[PROBLEM TO WORK ON] An exact copy of every entry is needed, without the pictures.

[[ EXERCISE INPUTS open ]]

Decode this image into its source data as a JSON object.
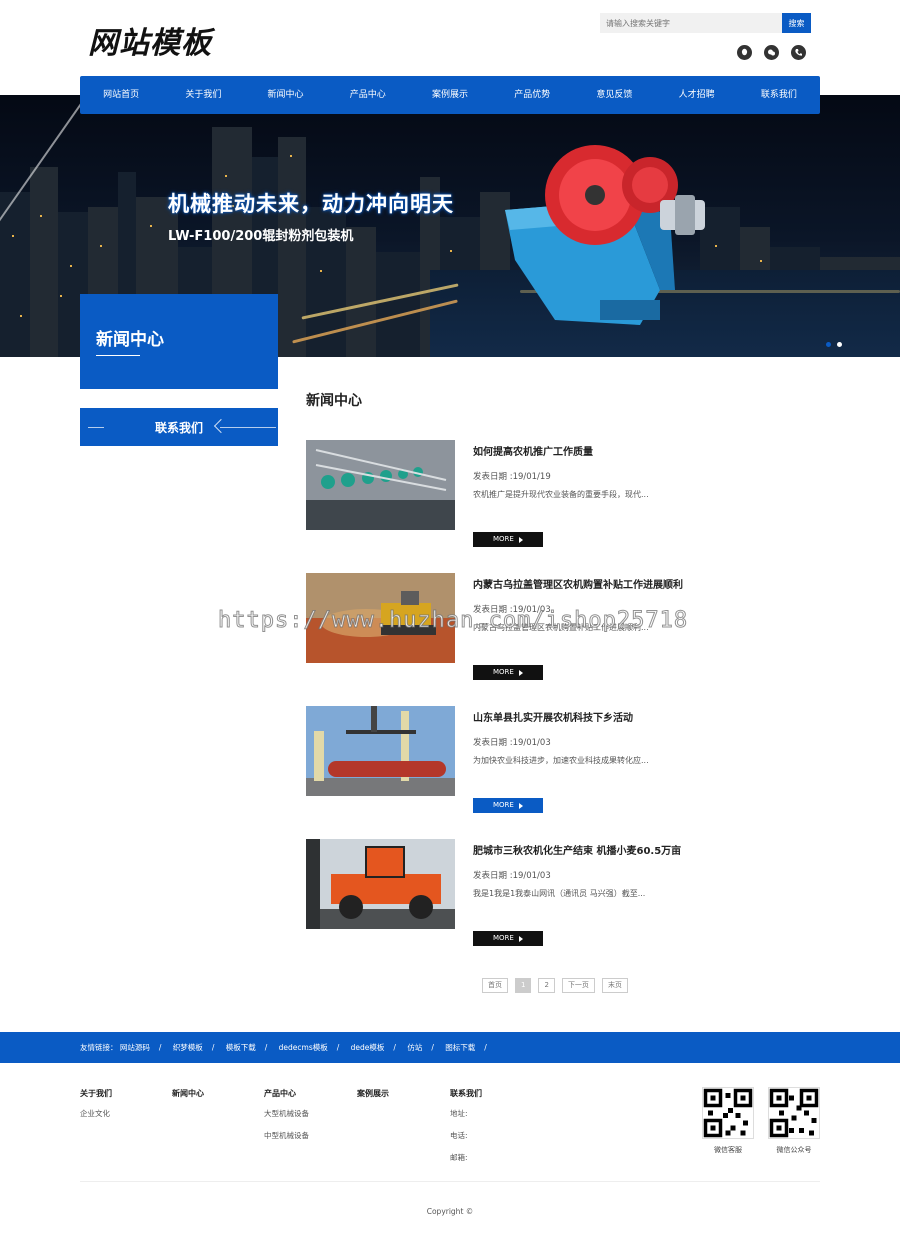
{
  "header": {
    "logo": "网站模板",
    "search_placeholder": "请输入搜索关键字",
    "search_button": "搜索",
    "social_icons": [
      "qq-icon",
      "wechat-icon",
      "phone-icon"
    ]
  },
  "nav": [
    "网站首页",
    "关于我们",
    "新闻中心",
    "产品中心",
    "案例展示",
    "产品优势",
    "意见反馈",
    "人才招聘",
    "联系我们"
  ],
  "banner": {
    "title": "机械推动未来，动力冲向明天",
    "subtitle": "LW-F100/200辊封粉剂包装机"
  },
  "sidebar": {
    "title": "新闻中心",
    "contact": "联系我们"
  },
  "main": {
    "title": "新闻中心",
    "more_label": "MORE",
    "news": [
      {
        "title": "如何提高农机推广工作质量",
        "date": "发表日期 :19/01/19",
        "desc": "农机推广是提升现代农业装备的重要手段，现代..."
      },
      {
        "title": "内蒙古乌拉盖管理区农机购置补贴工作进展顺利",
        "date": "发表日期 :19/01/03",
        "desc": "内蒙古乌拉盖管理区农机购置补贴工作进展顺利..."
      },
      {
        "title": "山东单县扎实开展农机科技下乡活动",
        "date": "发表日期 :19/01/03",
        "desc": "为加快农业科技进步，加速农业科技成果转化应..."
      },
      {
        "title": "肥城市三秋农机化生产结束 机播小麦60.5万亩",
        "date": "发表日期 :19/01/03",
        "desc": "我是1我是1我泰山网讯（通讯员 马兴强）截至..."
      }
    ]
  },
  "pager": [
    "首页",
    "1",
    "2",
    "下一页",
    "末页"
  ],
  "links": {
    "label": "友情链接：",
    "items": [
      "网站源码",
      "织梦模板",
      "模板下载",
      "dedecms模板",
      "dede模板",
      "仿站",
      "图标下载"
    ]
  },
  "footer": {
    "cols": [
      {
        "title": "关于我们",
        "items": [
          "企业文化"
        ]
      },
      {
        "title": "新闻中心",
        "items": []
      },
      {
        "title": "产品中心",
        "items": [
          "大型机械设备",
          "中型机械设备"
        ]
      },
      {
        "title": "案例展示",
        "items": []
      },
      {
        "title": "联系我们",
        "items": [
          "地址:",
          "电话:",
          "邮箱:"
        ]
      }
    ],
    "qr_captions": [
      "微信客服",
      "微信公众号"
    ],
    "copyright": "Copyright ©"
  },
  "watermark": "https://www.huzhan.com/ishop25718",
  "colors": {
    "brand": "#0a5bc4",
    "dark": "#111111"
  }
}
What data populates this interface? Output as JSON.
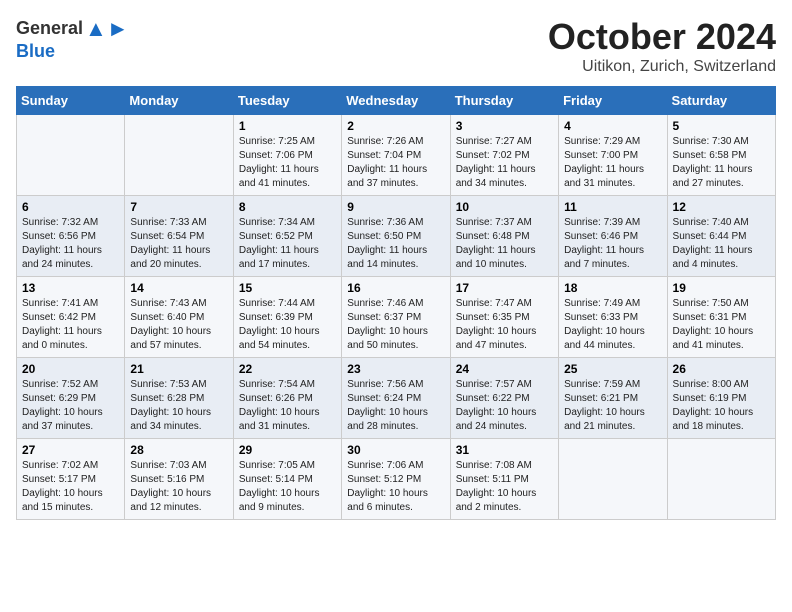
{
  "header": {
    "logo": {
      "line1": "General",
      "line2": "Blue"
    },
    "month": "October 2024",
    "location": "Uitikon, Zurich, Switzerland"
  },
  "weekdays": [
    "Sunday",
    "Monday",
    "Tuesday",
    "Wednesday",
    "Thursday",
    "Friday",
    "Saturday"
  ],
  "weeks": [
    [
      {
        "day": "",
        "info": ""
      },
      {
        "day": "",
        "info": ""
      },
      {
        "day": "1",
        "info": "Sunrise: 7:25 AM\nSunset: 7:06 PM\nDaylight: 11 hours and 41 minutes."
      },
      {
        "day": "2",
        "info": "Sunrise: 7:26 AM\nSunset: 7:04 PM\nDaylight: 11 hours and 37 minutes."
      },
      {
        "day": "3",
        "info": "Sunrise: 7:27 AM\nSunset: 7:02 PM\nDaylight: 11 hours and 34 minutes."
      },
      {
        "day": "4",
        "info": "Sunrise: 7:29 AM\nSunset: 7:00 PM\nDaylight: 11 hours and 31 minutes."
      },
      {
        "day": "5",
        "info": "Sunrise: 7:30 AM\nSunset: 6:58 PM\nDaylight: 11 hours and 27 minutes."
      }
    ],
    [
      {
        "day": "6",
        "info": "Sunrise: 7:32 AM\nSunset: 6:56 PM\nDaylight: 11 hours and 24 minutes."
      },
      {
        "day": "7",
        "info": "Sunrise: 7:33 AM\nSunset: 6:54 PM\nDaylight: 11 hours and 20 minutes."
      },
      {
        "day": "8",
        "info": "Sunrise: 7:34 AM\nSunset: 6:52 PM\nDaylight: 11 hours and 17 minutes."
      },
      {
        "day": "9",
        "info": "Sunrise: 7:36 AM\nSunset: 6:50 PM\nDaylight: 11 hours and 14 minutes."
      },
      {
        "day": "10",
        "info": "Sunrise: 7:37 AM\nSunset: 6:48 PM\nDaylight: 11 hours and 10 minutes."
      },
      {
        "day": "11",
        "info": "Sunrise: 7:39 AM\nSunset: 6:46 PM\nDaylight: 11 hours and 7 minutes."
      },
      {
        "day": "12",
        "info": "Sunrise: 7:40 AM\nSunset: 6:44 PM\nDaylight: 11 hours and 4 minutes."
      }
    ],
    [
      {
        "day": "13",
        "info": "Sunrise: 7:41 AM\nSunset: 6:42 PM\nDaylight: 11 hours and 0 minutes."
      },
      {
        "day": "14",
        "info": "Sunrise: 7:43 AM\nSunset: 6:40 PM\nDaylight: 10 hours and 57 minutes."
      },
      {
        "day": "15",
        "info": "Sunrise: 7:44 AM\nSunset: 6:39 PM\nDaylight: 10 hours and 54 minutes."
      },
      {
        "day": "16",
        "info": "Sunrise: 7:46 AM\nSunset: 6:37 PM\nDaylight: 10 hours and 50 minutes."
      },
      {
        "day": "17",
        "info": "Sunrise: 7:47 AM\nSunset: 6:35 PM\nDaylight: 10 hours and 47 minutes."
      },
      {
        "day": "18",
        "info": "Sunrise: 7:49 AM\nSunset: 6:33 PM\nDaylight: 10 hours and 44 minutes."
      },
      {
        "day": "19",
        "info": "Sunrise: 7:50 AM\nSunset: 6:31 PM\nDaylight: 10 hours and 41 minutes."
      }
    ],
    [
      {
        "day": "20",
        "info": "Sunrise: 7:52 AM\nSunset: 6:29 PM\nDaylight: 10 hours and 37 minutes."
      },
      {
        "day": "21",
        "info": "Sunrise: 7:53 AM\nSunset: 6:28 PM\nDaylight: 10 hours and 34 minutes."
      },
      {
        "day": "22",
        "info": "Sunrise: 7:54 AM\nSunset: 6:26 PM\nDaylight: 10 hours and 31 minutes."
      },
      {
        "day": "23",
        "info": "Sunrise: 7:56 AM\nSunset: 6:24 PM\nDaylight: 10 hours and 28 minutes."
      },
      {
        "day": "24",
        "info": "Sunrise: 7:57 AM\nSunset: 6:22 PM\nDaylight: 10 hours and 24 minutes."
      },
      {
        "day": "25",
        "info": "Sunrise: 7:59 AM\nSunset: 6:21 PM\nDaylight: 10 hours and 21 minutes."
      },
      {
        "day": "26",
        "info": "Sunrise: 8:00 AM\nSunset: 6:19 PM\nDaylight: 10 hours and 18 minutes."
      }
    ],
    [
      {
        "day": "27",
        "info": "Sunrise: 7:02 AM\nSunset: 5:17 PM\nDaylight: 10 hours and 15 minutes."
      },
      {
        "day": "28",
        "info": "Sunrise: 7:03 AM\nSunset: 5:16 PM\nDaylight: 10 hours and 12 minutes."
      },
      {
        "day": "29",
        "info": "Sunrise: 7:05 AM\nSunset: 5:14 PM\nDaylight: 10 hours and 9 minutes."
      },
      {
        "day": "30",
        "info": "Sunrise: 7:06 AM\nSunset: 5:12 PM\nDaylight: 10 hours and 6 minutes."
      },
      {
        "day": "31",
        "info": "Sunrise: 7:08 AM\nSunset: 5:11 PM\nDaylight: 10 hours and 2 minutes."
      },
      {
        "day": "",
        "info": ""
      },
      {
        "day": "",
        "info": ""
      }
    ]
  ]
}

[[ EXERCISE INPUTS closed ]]

[EXERCISE RESULT]
Decode this image into its source data as a JSON object.
{
  "header": {
    "logo": "网站模板",
    "search_placeholder": "请输入搜索关键字",
    "search_button": "搜索",
    "social_icons": [
      "qq-icon",
      "wechat-icon",
      "phone-icon"
    ]
  },
  "nav": [
    "网站首页",
    "关于我们",
    "新闻中心",
    "产品中心",
    "案例展示",
    "产品优势",
    "意见反馈",
    "人才招聘",
    "联系我们"
  ],
  "banner": {
    "title": "机械推动未来，动力冲向明天",
    "subtitle": "LW-F100/200辊封粉剂包装机"
  },
  "sidebar": {
    "title": "新闻中心",
    "contact": "联系我们"
  },
  "main": {
    "title": "新闻中心",
    "more_label": "MORE",
    "news": [
      {
        "title": "如何提高农机推广工作质量",
        "date": "发表日期 :19/01/19",
        "desc": "农机推广是提升现代农业装备的重要手段，现代..."
      },
      {
        "title": "内蒙古乌拉盖管理区农机购置补贴工作进展顺利",
        "date": "发表日期 :19/01/03",
        "desc": "内蒙古乌拉盖管理区农机购置补贴工作进展顺利..."
      },
      {
        "title": "山东单县扎实开展农机科技下乡活动",
        "date": "发表日期 :19/01/03",
        "desc": "为加快农业科技进步，加速农业科技成果转化应..."
      },
      {
        "title": "肥城市三秋农机化生产结束 机播小麦60.5万亩",
        "date": "发表日期 :19/01/03",
        "desc": "我是1我是1我泰山网讯（通讯员 马兴强）截至..."
      }
    ]
  },
  "pager": [
    "首页",
    "1",
    "2",
    "下一页",
    "末页"
  ],
  "links": {
    "label": "友情链接：",
    "items": [
      "网站源码",
      "织梦模板",
      "模板下载",
      "dedecms模板",
      "dede模板",
      "仿站",
      "图标下载"
    ]
  },
  "footer": {
    "cols": [
      {
        "title": "关于我们",
        "items": [
          "企业文化"
        ]
      },
      {
        "title": "新闻中心",
        "items": []
      },
      {
        "title": "产品中心",
        "items": [
          "大型机械设备",
          "中型机械设备"
        ]
      },
      {
        "title": "案例展示",
        "items": []
      },
      {
        "title": "联系我们",
        "items": [
          "地址:",
          "电话:",
          "邮箱:"
        ]
      }
    ],
    "qr_captions": [
      "微信客服",
      "微信公众号"
    ],
    "copyright": "Copyright ©"
  },
  "watermark": "https://www.huzhan.com/ishop25718",
  "colors": {
    "brand": "#0a5bc4",
    "dark": "#111111"
  }
}
What data populates this interface? Output as JSON.
{
  "header": {
    "logo": {
      "line1": "General",
      "line2": "Blue"
    },
    "month": "October 2024",
    "location": "Uitikon, Zurich, Switzerland"
  },
  "weekdays": [
    "Sunday",
    "Monday",
    "Tuesday",
    "Wednesday",
    "Thursday",
    "Friday",
    "Saturday"
  ],
  "weeks": [
    [
      {
        "day": "",
        "info": ""
      },
      {
        "day": "",
        "info": ""
      },
      {
        "day": "1",
        "info": "Sunrise: 7:25 AM\nSunset: 7:06 PM\nDaylight: 11 hours and 41 minutes."
      },
      {
        "day": "2",
        "info": "Sunrise: 7:26 AM\nSunset: 7:04 PM\nDaylight: 11 hours and 37 minutes."
      },
      {
        "day": "3",
        "info": "Sunrise: 7:27 AM\nSunset: 7:02 PM\nDaylight: 11 hours and 34 minutes."
      },
      {
        "day": "4",
        "info": "Sunrise: 7:29 AM\nSunset: 7:00 PM\nDaylight: 11 hours and 31 minutes."
      },
      {
        "day": "5",
        "info": "Sunrise: 7:30 AM\nSunset: 6:58 PM\nDaylight: 11 hours and 27 minutes."
      }
    ],
    [
      {
        "day": "6",
        "info": "Sunrise: 7:32 AM\nSunset: 6:56 PM\nDaylight: 11 hours and 24 minutes."
      },
      {
        "day": "7",
        "info": "Sunrise: 7:33 AM\nSunset: 6:54 PM\nDaylight: 11 hours and 20 minutes."
      },
      {
        "day": "8",
        "info": "Sunrise: 7:34 AM\nSunset: 6:52 PM\nDaylight: 11 hours and 17 minutes."
      },
      {
        "day": "9",
        "info": "Sunrise: 7:36 AM\nSunset: 6:50 PM\nDaylight: 11 hours and 14 minutes."
      },
      {
        "day": "10",
        "info": "Sunrise: 7:37 AM\nSunset: 6:48 PM\nDaylight: 11 hours and 10 minutes."
      },
      {
        "day": "11",
        "info": "Sunrise: 7:39 AM\nSunset: 6:46 PM\nDaylight: 11 hours and 7 minutes."
      },
      {
        "day": "12",
        "info": "Sunrise: 7:40 AM\nSunset: 6:44 PM\nDaylight: 11 hours and 4 minutes."
      }
    ],
    [
      {
        "day": "13",
        "info": "Sunrise: 7:41 AM\nSunset: 6:42 PM\nDaylight: 11 hours and 0 minutes."
      },
      {
        "day": "14",
        "info": "Sunrise: 7:43 AM\nSunset: 6:40 PM\nDaylight: 10 hours and 57 minutes."
      },
      {
        "day": "15",
        "info": "Sunrise: 7:44 AM\nSunset: 6:39 PM\nDaylight: 10 hours and 54 minutes."
      },
      {
        "day": "16",
        "info": "Sunrise: 7:46 AM\nSunset: 6:37 PM\nDaylight: 10 hours and 50 minutes."
      },
      {
        "day": "17",
        "info": "Sunrise: 7:47 AM\nSunset: 6:35 PM\nDaylight: 10 hours and 47 minutes."
      },
      {
        "day": "18",
        "info": "Sunrise: 7:49 AM\nSunset: 6:33 PM\nDaylight: 10 hours and 44 minutes."
      },
      {
        "day": "19",
        "info": "Sunrise: 7:50 AM\nSunset: 6:31 PM\nDaylight: 10 hours and 41 minutes."
      }
    ],
    [
      {
        "day": "20",
        "info": "Sunrise: 7:52 AM\nSunset: 6:29 PM\nDaylight: 10 hours and 37 minutes."
      },
      {
        "day": "21",
        "info": "Sunrise: 7:53 AM\nSunset: 6:28 PM\nDaylight: 10 hours and 34 minutes."
      },
      {
        "day": "22",
        "info": "Sunrise: 7:54 AM\nSunset: 6:26 PM\nDaylight: 10 hours and 31 minutes."
      },
      {
        "day": "23",
        "info": "Sunrise: 7:56 AM\nSunset: 6:24 PM\nDaylight: 10 hours and 28 minutes."
      },
      {
        "day": "24",
        "info": "Sunrise: 7:57 AM\nSunset: 6:22 PM\nDaylight: 10 hours and 24 minutes."
      },
      {
        "day": "25",
        "info": "Sunrise: 7:59 AM\nSunset: 6:21 PM\nDaylight: 10 hours and 21 minutes."
      },
      {
        "day": "26",
        "info": "Sunrise: 8:00 AM\nSunset: 6:19 PM\nDaylight: 10 hours and 18 minutes."
      }
    ],
    [
      {
        "day": "27",
        "info": "Sunrise: 7:02 AM\nSunset: 5:17 PM\nDaylight: 10 hours and 15 minutes."
      },
      {
        "day": "28",
        "info": "Sunrise: 7:03 AM\nSunset: 5:16 PM\nDaylight: 10 hours and 12 minutes."
      },
      {
        "day": "29",
        "info": "Sunrise: 7:05 AM\nSunset: 5:14 PM\nDaylight: 10 hours and 9 minutes."
      },
      {
        "day": "30",
        "info": "Sunrise: 7:06 AM\nSunset: 5:12 PM\nDaylight: 10 hours and 6 minutes."
      },
      {
        "day": "31",
        "info": "Sunrise: 7:08 AM\nSunset: 5:11 PM\nDaylight: 10 hours and 2 minutes."
      },
      {
        "day": "",
        "info": ""
      },
      {
        "day": "",
        "info": ""
      }
    ]
  ]
}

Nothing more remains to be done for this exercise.